Vampire Rivals – Gameplay Feel
I really love the gameplay of this card game. If you want to forgo the faction and just beat the snot out of your foe, feel free. Like I said, unless you are playing the Brujah, you will most likely lose. You need to know the deck you are playing and how best to use it. They are extremely different! In fact, play any of the other three factions against each other (minus the Brujah) in all likely hood you will never attack your opponent directly, save a nice sucker punch.
The drawing power of this game is well balanced. Instead of only getting one card per turn, you have the option of up to four cards a turn with no maximum hand size. You draw from either your library (your action cards) or your Vampire pile (7 cards). This sacrifices your actions for the round, but it does build up your options for card play.

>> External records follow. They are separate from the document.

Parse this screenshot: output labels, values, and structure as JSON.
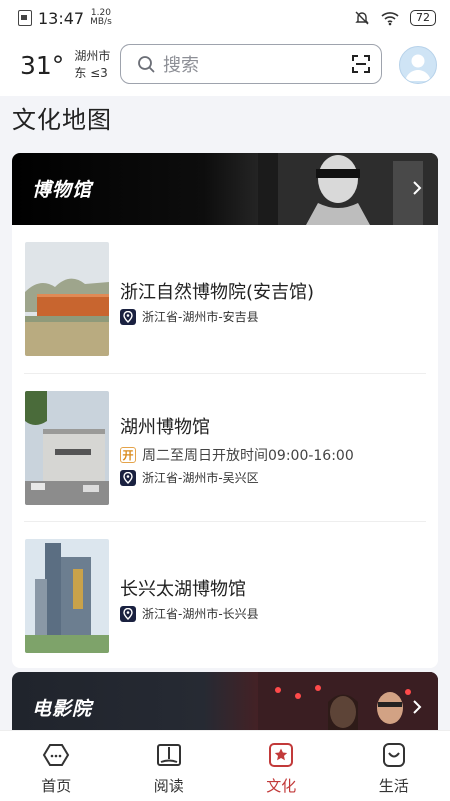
{
  "status_bar": {
    "time": "13:47",
    "net_speed_value": "1.20",
    "net_speed_unit": "MB/s",
    "battery": "72"
  },
  "header": {
    "temperature": "31°",
    "city": "湖州市",
    "wind": "东  ≤3",
    "search_placeholder": "搜索"
  },
  "page_title": "文化地图",
  "museum_section": {
    "title": "博物馆",
    "items": [
      {
        "name": "浙江自然博物院(安吉馆)",
        "location": "浙江省-湖州市-安吉县"
      },
      {
        "name": "湖州博物馆",
        "open_badge": "开",
        "hours": "周二至周日开放时间09:00-16:00",
        "location": "浙江省-湖州市-吴兴区"
      },
      {
        "name": "长兴太湖博物馆",
        "location": "浙江省-湖州市-长兴县"
      }
    ]
  },
  "cinema_section": {
    "title": "电影院"
  },
  "bottom_nav": [
    {
      "label": "首页",
      "icon": "home-icon"
    },
    {
      "label": "阅读",
      "icon": "book-icon"
    },
    {
      "label": "文化",
      "icon": "culture-icon",
      "active": true
    },
    {
      "label": "生活",
      "icon": "life-icon"
    }
  ],
  "colors": {
    "accent": "#c23a3a",
    "location_badge": "#1a2140",
    "background": "#f3f4f8"
  }
}
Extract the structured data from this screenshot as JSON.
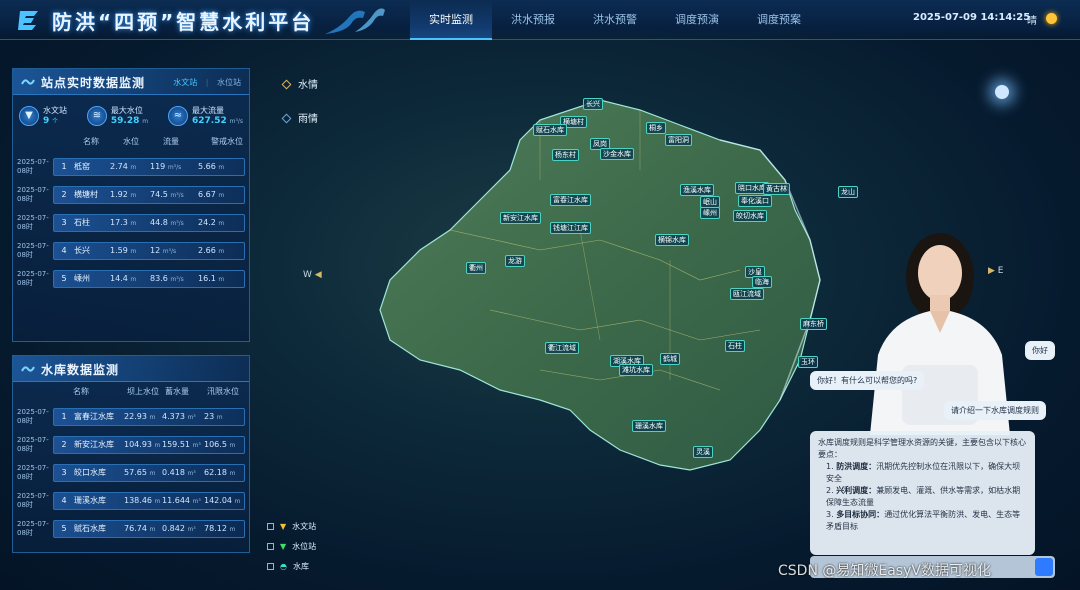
{
  "app": {
    "title": "防洪“四预”智慧水利平台"
  },
  "nav": {
    "tabs": [
      "实时监测",
      "洪水预报",
      "洪水预警",
      "调度预演",
      "调度预案"
    ]
  },
  "header": {
    "datetime": "2025-07-09 14:14:25",
    "weather": "晴"
  },
  "station_panel": {
    "title": "站点实时数据监测",
    "tabs": [
      "水文站",
      "水位站"
    ],
    "stats": [
      {
        "icon": "water-station-icon",
        "label": "水文站",
        "value": "9",
        "unit": "个"
      },
      {
        "icon": "water-level-icon",
        "label": "最大水位",
        "value": "59.28",
        "unit": "m"
      },
      {
        "icon": "flow-icon",
        "label": "最大流量",
        "value": "627.52",
        "unit": "m³/s"
      }
    ],
    "columns": [
      "名称",
      "水位",
      "流量",
      "警戒水位"
    ],
    "rows": [
      {
        "date": [
          "2025-07-",
          "08时"
        ],
        "rank": "1",
        "name": "柢窑",
        "level": "2.74",
        "level_unit": "m",
        "flow": "119",
        "flow_unit": "m³/s",
        "warn": "5.66",
        "warn_unit": "m"
      },
      {
        "date": [
          "2025-07-",
          "08时"
        ],
        "rank": "2",
        "name": "横塘村",
        "level": "1.92",
        "level_unit": "m",
        "flow": "74.5",
        "flow_unit": "m³/s",
        "warn": "6.67",
        "warn_unit": "m"
      },
      {
        "date": [
          "2025-07-",
          "08时"
        ],
        "rank": "3",
        "name": "石柱",
        "level": "17.3",
        "level_unit": "m",
        "flow": "44.8",
        "flow_unit": "m³/s",
        "warn": "24.2",
        "warn_unit": "m"
      },
      {
        "date": [
          "2025-07-",
          "08时"
        ],
        "rank": "4",
        "name": "长兴",
        "level": "1.59",
        "level_unit": "m",
        "flow": "12",
        "flow_unit": "m³/s",
        "warn": "2.66",
        "warn_unit": "m"
      },
      {
        "date": [
          "2025-07-",
          "08时"
        ],
        "rank": "5",
        "name": "嵊州",
        "level": "14.4",
        "level_unit": "m",
        "flow": "83.6",
        "flow_unit": "m³/s",
        "warn": "16.1",
        "warn_unit": "m"
      }
    ]
  },
  "reservoir_panel": {
    "title": "水库数据监测",
    "columns": [
      "名称",
      "坝上水位",
      "蓄水量",
      "汛限水位"
    ],
    "rows": [
      {
        "date": [
          "2025-07-",
          "08时"
        ],
        "rank": "1",
        "name": "富春江水库",
        "level": "22.93",
        "level_unit": "m",
        "storage": "4.373",
        "storage_unit": "m³",
        "limit": "23",
        "limit_unit": "m"
      },
      {
        "date": [
          "2025-07-",
          "08时"
        ],
        "rank": "2",
        "name": "新安江水库",
        "level": "104.93",
        "level_unit": "m",
        "storage": "159.51",
        "storage_unit": "m³",
        "limit": "106.5",
        "limit_unit": "m"
      },
      {
        "date": [
          "2025-07-",
          "08时"
        ],
        "rank": "3",
        "name": "皎口水库",
        "level": "57.65",
        "level_unit": "m",
        "storage": "0.418",
        "storage_unit": "m³",
        "limit": "62.18",
        "limit_unit": "m"
      },
      {
        "date": [
          "2025-07-",
          "08时"
        ],
        "rank": "4",
        "name": "珊溪水库",
        "level": "138.46",
        "level_unit": "m",
        "storage": "11.644",
        "storage_unit": "m³",
        "limit": "142.04",
        "limit_unit": "m"
      },
      {
        "date": [
          "2025-07-",
          "08时"
        ],
        "rank": "5",
        "name": "赋石水库",
        "level": "76.74",
        "level_unit": "m",
        "storage": "0.842",
        "storage_unit": "m³",
        "limit": "78.12",
        "limit_unit": "m"
      }
    ]
  },
  "layers": [
    "水情",
    "雨情"
  ],
  "legend": [
    {
      "label": "水文站",
      "icon": "yellow-triangle-icon",
      "color": "#f2c42c"
    },
    {
      "label": "水位站",
      "icon": "green-triangle-icon",
      "color": "#3ee06a"
    },
    {
      "label": "水库",
      "icon": "reservoir-icon",
      "color": "#3fe0c8"
    }
  ],
  "compass": {
    "west": "W",
    "east": "E"
  },
  "map_pins": [
    "长兴",
    "横塘村",
    "赋石水库",
    "桐乡",
    "杨东村",
    "凤岗",
    "沙金水库",
    "富阳洞",
    "富春江水库",
    "新安江水库",
    "钱塘江江库",
    "渔溪水库",
    "晓口水库",
    "黄古林",
    "岷山",
    "奉化溪口",
    "嵊州",
    "皎切水库",
    "横锦水库",
    "龙游",
    "衢州",
    "湖溪水库",
    "沙皇",
    "临海",
    "瓯江流域",
    "石柱",
    "麻东桥",
    "玉环",
    "滩坑水库",
    "鹤城",
    "珊溪水库",
    "灵溪",
    "龙山",
    "衢江流域"
  ],
  "chat": {
    "greeting_user": "你好",
    "greeting_bot": "你好！有什么可以帮您的吗?",
    "question": "请介绍一下水库调度规则",
    "answer_intro": "水库调度规则是科学管理水资源的关键，主要包含以下核心要点：",
    "points": [
      {
        "num": "1.",
        "title": "防洪调度：",
        "text": "汛期优先控制水位在汛限以下，确保大坝安全"
      },
      {
        "num": "2.",
        "title": "兴利调度：",
        "text": "兼顾发电、灌溉、供水等需求，如枯水期保障生态流量"
      },
      {
        "num": "3.",
        "title": "多目标协同：",
        "text": "通过优化算法平衡防洪、发电、生态等矛盾目标"
      }
    ]
  },
  "watermark": "CSDN @易知微EasyV数据可视化"
}
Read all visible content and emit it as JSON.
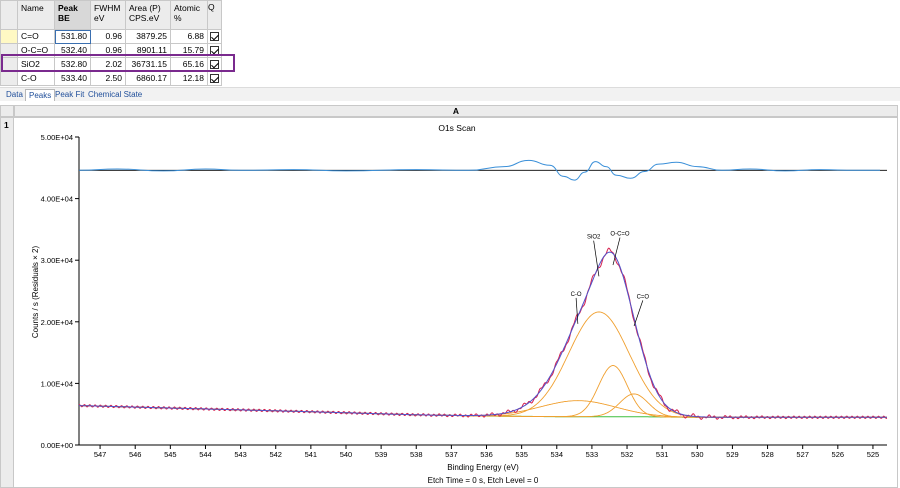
{
  "peak_table": {
    "headers": [
      {
        "line1": "Name",
        "line2": ""
      },
      {
        "line1": "Peak",
        "line2": "BE"
      },
      {
        "line1": "FWHM",
        "line2": "eV"
      },
      {
        "line1": "Area (P)",
        "line2": "CPS.eV"
      },
      {
        "line1": "Atomic",
        "line2": "%"
      },
      {
        "line1": "Q",
        "line2": ""
      }
    ],
    "rows": [
      {
        "name": "C=O",
        "be": "531.80",
        "fwhm": "0.96",
        "area": "3879.25",
        "atomic": "6.88",
        "q": true
      },
      {
        "name": "O-C=O",
        "be": "532.40",
        "fwhm": "0.96",
        "area": "8901.11",
        "atomic": "15.79",
        "q": true
      },
      {
        "name": "SiO2",
        "be": "532.80",
        "fwhm": "2.02",
        "area": "36731.15",
        "atomic": "65.16",
        "q": true
      },
      {
        "name": "C-O",
        "be": "533.40",
        "fwhm": "2.50",
        "area": "6860.17",
        "atomic": "12.18",
        "q": true
      }
    ],
    "highlight_color": "#7a2a8e"
  },
  "tabs": [
    {
      "label": "Data",
      "active": false
    },
    {
      "label": "Peaks",
      "active": true
    },
    {
      "label": "Peak Fit",
      "active": false
    },
    {
      "label": "Chemical State",
      "active": false
    }
  ],
  "grid": {
    "column_label": "A",
    "row_label": "1"
  },
  "colors": {
    "envelope": "#d6204f",
    "envelope_fit": "#5252c8",
    "components": "#f0a030",
    "background": "#3fbf3f",
    "residual": "#3a8fd8",
    "raw": "#7a2040",
    "axis": "#000000"
  },
  "chart_data": {
    "type": "line",
    "title": "O1s Scan",
    "xlabel": "Binding Energy (eV)",
    "ylabel": "Counts / s  (Residuals × 2)",
    "footer": "Etch Time = 0 s, Etch Level = 0",
    "xlim": [
      547.6,
      524.6
    ],
    "ylim": [
      0,
      50000
    ],
    "x_ticks": [
      547,
      546,
      545,
      544,
      543,
      542,
      541,
      540,
      539,
      538,
      537,
      536,
      535,
      534,
      533,
      532,
      531,
      530,
      529,
      528,
      527,
      526,
      525
    ],
    "y_ticks": [
      {
        "value": 0,
        "label": "0.00E+00"
      },
      {
        "value": 10000,
        "label": "1.00E+04"
      },
      {
        "value": 20000,
        "label": "2.00E+04"
      },
      {
        "value": 30000,
        "label": "3.00E+04"
      },
      {
        "value": 40000,
        "label": "4.00E+04"
      },
      {
        "value": 50000,
        "label": "5.00E+04"
      }
    ],
    "background_points": [
      [
        547.6,
        6400
      ],
      [
        545,
        6000
      ],
      [
        541,
        5400
      ],
      [
        538,
        4900
      ],
      [
        536,
        4700
      ],
      [
        534,
        4600
      ],
      [
        532,
        4600
      ],
      [
        530,
        4500
      ],
      [
        527,
        4500
      ],
      [
        524.6,
        4500
      ]
    ],
    "peaks": [
      {
        "name": "C=O",
        "center": 531.8,
        "fwhm": 0.96,
        "height": 3700
      },
      {
        "name": "O-C=O",
        "center": 532.4,
        "fwhm": 0.96,
        "height": 8300
      },
      {
        "name": "SiO2",
        "center": 532.8,
        "fwhm": 2.02,
        "height": 17000
      },
      {
        "name": "C-O",
        "center": 533.4,
        "fwhm": 2.5,
        "height": 2600
      }
    ],
    "residual_baseline": 44600,
    "residual_points": [
      [
        547.6,
        44600
      ],
      [
        546.5,
        44800
      ],
      [
        545.2,
        44500
      ],
      [
        544,
        44800
      ],
      [
        543,
        44600
      ],
      [
        541.5,
        44700
      ],
      [
        540,
        44500
      ],
      [
        538,
        44700
      ],
      [
        536.5,
        44600
      ],
      [
        535.5,
        45200
      ],
      [
        534.8,
        46200
      ],
      [
        534.2,
        45400
      ],
      [
        533.8,
        43600
      ],
      [
        533.5,
        43000
      ],
      [
        533.2,
        44300
      ],
      [
        532.9,
        46000
      ],
      [
        532.6,
        45200
      ],
      [
        532.3,
        43800
      ],
      [
        531.9,
        43300
      ],
      [
        531.5,
        44400
      ],
      [
        531.1,
        45600
      ],
      [
        530.6,
        45900
      ],
      [
        530,
        45200
      ],
      [
        529.3,
        44600
      ],
      [
        528.5,
        44800
      ],
      [
        527.5,
        44500
      ],
      [
        526.5,
        44700
      ],
      [
        525.5,
        44600
      ],
      [
        524.8,
        44600
      ]
    ],
    "label_positions": [
      {
        "name": "SiO2",
        "tx": 532.95,
        "ty": 33500
      },
      {
        "name": "O-C=O",
        "tx": 532.2,
        "ty": 34000
      },
      {
        "name": "C-O",
        "tx": 533.45,
        "ty": 24200
      },
      {
        "name": "C=O",
        "tx": 531.55,
        "ty": 23800
      }
    ]
  }
}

The rulebook is very well written. In some games, the rulebook is scattered all over. Others may lay the game out well enough, but you end up with a ton of questions it doesn’t answer. In learning to play this game, we found all the answers we needed save one or two, and those we figured out. Read carefully. There are nuances we did not catch until our third and fourth play-through, but most games are like this.
Vampire Rivals – Final Thoughts
I really like this game. Each deck pushes you to play so differently you really need to adapt. It plays similar to the Game of Thrones LCG with its three stats, but unlike Thrones, they are only a means to an end. You may go the whole game not attacking and win, but watch out! Those damned SAD troopers that pop out of the City Deck in the middle can really mess with your Coterie. The strategy can be intense, so if you want a more casual game this won’t be it. You must know your deck and that of your Rivals in order to win.
If this game has one drawback it is only inherent to its type, being a base set. Some of the cards may not feel like they work. Other times you may like your cards, but you cannot quite get things to gel. I tribute this to being a base game. Every base game has cards that don’t seem to fit or are not quite themed enough to work, but when that first expansion hits watch out! I see this being the case for Vampire Masquerade – Rivals. It plays well enough for now, but when they get to their first expansion, the game will really change and come alive.
I really love just about everything from this card game. If you are looking for a slightly different, involved card game, I highly suggest giving this one a go. The core set retails for only $45, and card sleeves are available for order as well. As for the actual release date? Renegadegamestudios.com only says pre-orders are available right now. They say the release should be early 2021, so hopefully soon.